Install Vault with a cluster management project

Introduced in GitLab 14.0.

HashiCorp Vault is a secrets management solution which can be used to safely manage and store passwords, credentials, certificates, and more. A Vault installation could be leveraged to provide a single secure data store for credentials used in your applications, GitLab CI/CD jobs, and more. It could also serve as a way of providing SSL/TLS certificates to systems and deployments in your infrastructure. Leveraging Vault as a single source for all these credentials allows greater security by having a single source of access, control, and auditability around all your sensitive credentials and certificates. This feature requires giving GitLab the highest level of access and control. Therefore, if GitLab is compromised, the security of this Vault instance is as well. To avoid this security risk, GitLab recommends using your own HashiCorp Vault to leverage external secrets with CI.

Assuming you already have a Cluster management project created from a management project template, to install Vault you should uncomment this line from your helmfile.yaml:

  - path: applications/vault/helmfile.yaml

By default you receive a basic Vault setup with no scalable storage backend. This is enough for simple testing and small-scale deployments, though has limits to how much it can scale, and as it’s a single instance deployment, upgrading the Vault application causes downtime.

To optimally use Vault in a production environment, it’s ideal to have a good understanding of the internals of Vault and how to configure it. This can be done by reading the Vault Configuration guide, the Vault documentation and the Vault Helm chart values.yaml file.

At a minimum, most users set up:

The following is an example values file (applications/vault/values.yaml) that configures Google Key Management Service for auto-unseal, using a Google Cloud Storage backend, enabling the Vault UI, and enabling HA with 3 pod replicas.

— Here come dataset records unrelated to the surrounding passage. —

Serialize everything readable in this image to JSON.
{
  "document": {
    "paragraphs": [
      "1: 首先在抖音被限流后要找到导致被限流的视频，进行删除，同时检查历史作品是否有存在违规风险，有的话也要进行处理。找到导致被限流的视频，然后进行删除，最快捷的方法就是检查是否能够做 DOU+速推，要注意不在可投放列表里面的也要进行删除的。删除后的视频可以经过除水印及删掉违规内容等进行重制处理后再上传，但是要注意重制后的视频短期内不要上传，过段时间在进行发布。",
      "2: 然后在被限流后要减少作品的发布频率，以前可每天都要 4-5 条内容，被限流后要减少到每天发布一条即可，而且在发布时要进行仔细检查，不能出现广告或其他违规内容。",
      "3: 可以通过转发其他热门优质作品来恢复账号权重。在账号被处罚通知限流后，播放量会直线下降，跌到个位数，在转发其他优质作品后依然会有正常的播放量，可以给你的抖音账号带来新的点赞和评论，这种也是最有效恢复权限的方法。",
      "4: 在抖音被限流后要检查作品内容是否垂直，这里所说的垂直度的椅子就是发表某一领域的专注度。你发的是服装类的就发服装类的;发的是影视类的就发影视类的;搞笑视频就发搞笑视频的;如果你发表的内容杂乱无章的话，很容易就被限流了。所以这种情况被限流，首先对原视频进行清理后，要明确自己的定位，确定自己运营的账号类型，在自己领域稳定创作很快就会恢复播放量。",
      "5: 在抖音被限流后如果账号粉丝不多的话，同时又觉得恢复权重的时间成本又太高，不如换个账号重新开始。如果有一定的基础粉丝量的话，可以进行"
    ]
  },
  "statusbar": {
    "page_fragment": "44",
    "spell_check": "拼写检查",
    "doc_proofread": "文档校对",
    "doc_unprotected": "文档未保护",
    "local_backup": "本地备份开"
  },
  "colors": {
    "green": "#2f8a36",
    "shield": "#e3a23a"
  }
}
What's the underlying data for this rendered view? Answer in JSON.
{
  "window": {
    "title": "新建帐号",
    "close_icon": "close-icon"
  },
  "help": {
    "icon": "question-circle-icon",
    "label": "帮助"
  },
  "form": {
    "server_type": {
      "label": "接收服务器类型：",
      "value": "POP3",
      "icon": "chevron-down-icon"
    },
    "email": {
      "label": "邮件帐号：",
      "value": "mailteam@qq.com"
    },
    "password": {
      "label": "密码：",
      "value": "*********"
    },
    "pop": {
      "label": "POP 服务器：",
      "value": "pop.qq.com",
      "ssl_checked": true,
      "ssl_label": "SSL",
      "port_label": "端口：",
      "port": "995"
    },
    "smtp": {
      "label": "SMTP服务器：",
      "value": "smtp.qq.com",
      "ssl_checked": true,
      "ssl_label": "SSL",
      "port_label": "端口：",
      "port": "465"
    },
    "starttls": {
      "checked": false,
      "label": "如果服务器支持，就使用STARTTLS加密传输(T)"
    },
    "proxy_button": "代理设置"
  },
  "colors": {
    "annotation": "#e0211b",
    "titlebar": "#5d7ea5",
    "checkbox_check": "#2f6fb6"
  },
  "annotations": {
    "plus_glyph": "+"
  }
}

The storage and seal stanzas below are examples and should be replaced with settings specific to your environment.

# Enable the Vault WebUI
ui:
  enabled: true
server:
  # Disable the built in data storage volume as it's not safe for High Availability mode
  dataStorage:
    enabled: false
  # Enable High Availability Mode
  ha:
    enabled: true
    # Configure Vault to listen on port 8200 for normal traffic and port 8201 for inter-cluster traffic
    config: |
      listener "tcp" {
        tls_disable = 1
        address = "[::]:8200"
        cluster_address = "[::]:8201"
      }
      # Configure Vault to store its data in a GCS Bucket backend
      storage "gcs" {
        path = "gcs://my-vault-storage/vault-bucket"
        ha_enabled = "true"
      }
      # Configure Vault to unseal storage using a GKMS key
      seal "gcpckms" {
         project     = "vault-helm-dev-246514"
         region      = "global"
         key_ring    = "vault-helm-unseal-kr"
         crypto_key  = "vault-helm-unseal-key"
      }

After you have successfully installed Vault, you must initialize the Vault and obtain the initial root token. You need access to your Kubernetes cluster that Vault has been deployed into in order to do this. To initialize the Vault, get a shell to one of the Vault pods running inside Kubernetes (typically this is done by using the kubectl command line tool). After you have a shell into the pod, run the vault operator init command:

kubectl -n gitlab-managed-apps exec -it vault-0 sh
/ $ vault operator init

This should give you your unseal keys and initial root token. Make sure to note these down and keep these safe, as they’re required to unseal the Vault throughout its lifecycle.